Vincent forwarded a link to a guide about how to buy nothing, which offers seventeen steps for resisting the urge to splurge. It’s a good list of techniques to reduce spending — leave the money at home, stick to a budget, buy quality — but what caught Vincent’s eye is the last trick in the list:

Tax yourself. Every time you make a purchase over $10 (or $50, or whatever limit you choose), take 10% of the price and put it into your savings or your investments. This way you discourage yourself from buying something just because the item is “marked down” or “a bargain” while boosting your financial security every time you make a significant purchase.

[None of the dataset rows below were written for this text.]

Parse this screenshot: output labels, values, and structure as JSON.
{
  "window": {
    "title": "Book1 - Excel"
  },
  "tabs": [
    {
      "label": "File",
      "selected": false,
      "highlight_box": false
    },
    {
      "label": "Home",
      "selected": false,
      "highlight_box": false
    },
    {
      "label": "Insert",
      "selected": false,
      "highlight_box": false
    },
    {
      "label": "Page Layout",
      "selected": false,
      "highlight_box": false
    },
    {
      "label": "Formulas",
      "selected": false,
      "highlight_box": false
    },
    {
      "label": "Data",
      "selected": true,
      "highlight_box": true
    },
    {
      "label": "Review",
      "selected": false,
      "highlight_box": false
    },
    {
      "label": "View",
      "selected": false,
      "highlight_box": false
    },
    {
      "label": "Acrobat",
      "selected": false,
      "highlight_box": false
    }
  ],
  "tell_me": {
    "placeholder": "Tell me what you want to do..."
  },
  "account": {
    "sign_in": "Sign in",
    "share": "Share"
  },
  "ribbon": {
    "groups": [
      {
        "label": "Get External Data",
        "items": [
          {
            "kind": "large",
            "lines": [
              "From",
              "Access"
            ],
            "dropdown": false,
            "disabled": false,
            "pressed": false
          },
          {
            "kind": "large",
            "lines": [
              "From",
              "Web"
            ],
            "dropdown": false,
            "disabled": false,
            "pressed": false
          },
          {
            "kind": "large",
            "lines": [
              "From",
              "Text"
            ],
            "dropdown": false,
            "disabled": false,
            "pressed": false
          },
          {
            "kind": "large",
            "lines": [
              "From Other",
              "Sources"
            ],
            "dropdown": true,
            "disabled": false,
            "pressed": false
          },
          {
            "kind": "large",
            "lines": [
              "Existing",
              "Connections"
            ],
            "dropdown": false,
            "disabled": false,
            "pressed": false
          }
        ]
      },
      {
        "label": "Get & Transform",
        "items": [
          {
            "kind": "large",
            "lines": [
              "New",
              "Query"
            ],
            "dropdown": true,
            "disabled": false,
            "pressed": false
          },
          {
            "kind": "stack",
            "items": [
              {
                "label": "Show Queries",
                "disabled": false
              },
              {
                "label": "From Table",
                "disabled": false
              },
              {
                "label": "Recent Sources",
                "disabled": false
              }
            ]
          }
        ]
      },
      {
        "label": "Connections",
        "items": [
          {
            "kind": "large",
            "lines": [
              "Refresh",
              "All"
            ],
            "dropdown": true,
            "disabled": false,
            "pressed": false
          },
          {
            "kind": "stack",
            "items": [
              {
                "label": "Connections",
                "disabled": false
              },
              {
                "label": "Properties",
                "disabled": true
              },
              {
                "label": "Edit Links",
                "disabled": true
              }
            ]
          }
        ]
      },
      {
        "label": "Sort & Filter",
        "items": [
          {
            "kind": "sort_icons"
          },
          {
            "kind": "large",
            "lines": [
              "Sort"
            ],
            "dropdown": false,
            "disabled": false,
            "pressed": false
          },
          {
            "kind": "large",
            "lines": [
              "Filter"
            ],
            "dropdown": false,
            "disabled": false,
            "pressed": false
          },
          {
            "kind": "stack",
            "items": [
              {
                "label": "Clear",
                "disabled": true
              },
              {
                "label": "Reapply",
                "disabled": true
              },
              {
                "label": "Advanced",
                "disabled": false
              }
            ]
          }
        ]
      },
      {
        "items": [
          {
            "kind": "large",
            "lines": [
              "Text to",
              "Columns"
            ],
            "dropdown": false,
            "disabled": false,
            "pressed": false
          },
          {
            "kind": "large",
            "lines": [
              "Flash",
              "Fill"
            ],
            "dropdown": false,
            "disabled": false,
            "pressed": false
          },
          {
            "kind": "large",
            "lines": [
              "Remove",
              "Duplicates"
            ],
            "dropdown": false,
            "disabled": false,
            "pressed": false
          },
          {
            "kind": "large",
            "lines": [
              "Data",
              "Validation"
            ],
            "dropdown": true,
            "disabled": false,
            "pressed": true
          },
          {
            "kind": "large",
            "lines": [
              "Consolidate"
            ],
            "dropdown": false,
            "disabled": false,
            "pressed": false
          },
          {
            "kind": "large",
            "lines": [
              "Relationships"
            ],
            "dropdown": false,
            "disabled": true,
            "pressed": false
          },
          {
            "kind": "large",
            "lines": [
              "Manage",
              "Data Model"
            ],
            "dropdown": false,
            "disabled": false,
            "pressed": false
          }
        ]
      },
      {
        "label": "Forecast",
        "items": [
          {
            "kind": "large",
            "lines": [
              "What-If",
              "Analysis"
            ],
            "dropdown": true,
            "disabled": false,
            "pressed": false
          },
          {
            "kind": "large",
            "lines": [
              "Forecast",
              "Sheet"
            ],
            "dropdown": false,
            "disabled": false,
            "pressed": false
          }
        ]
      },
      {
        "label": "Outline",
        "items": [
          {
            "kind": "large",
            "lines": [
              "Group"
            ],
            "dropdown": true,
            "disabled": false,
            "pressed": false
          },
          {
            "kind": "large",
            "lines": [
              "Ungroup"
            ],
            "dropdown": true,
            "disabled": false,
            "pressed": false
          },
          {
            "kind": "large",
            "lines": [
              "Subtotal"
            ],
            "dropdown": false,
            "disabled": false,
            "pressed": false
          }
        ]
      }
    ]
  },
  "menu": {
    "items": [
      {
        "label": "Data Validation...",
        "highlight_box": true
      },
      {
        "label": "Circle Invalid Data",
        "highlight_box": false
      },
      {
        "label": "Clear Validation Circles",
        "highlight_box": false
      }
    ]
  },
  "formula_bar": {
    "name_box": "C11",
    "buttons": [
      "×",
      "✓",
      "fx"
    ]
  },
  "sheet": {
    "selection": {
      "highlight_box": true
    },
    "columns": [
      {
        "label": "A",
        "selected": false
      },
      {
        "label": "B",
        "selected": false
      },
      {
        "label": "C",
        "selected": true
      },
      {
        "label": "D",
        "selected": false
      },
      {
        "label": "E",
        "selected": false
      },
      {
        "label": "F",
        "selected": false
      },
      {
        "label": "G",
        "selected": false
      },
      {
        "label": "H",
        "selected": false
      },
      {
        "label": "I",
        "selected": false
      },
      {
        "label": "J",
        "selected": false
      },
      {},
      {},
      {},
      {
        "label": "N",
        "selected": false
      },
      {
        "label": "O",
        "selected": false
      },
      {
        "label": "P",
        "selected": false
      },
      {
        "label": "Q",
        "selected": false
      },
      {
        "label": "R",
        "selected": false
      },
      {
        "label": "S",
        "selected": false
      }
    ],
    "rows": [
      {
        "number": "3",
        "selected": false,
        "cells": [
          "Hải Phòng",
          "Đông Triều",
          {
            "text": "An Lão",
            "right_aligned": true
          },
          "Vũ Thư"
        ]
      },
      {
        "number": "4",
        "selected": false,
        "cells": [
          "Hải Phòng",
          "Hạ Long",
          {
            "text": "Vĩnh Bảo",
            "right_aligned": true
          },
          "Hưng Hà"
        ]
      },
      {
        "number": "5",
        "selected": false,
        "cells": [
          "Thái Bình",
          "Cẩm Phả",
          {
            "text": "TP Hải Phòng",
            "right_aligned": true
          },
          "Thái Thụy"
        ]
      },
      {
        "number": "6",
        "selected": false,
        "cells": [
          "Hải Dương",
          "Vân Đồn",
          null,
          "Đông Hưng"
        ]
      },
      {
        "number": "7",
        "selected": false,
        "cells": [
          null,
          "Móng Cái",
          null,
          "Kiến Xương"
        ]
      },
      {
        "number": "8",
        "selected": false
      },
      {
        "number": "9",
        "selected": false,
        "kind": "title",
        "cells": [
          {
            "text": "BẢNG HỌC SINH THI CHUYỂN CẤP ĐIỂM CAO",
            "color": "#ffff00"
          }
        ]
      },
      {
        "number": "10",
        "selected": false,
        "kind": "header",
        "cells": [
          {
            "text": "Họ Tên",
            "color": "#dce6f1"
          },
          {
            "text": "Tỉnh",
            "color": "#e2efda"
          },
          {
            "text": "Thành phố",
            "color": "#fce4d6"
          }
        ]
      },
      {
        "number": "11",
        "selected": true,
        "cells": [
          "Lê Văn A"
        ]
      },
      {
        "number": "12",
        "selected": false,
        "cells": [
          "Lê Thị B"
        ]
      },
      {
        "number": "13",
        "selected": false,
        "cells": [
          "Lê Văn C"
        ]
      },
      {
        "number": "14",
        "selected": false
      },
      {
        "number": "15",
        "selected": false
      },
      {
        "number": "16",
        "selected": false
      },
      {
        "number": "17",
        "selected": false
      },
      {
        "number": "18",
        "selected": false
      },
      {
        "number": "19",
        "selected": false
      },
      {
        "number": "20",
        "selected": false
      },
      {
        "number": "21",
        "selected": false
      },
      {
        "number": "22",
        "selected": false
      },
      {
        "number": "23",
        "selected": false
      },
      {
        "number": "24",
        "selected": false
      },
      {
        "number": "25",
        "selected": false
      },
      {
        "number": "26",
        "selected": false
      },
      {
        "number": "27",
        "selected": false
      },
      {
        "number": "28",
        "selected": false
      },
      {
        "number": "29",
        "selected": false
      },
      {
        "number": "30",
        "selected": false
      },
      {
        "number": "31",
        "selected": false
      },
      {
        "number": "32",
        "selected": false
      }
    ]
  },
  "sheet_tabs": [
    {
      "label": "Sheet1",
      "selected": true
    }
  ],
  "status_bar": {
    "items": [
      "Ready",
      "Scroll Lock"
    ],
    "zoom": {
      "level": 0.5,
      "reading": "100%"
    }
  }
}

I’ve mentioned this tip in passing before, but it’s worth highlighting. A self-imposed consumption “tax” would seem to have several advantages:

  • It could encourage a person to seek better prices. If you know that every purchase is going to cost you 10% more, there’s incentive to shop around, particularly for expensive items.
  • It may lead to greater mindfulness, greater awareness of spending habits. If I know that every purchase is going to cost me extra, I’ll probably slow down to ask myself, “Is this something I really need?” A self-tax would reduce impulse-shopping.
  • Many people already save some portion (generally 10%) of their income. By implementing a self-tax, these folks would accelerate their savings rate.
  • Because this technique only taxes larger purchases and not all of your income, it’s excellent for people who want to begin to save, but who cannot afford to do so in big chunks.

This concept is still new to me. I haven’t tried it myself, and I’m not aware of any friends or acquaintances who have used the method. I may give it a shot in the future, though.

GRS is committed to helping our readers save and achieve their financial goals. Savings interest rates may be low, but that is all the more reason to shop for the best rate. Find the highest savings interest rates and CD rates from Synchrony Bank, Ally Bank, GE Capital Bank, and more.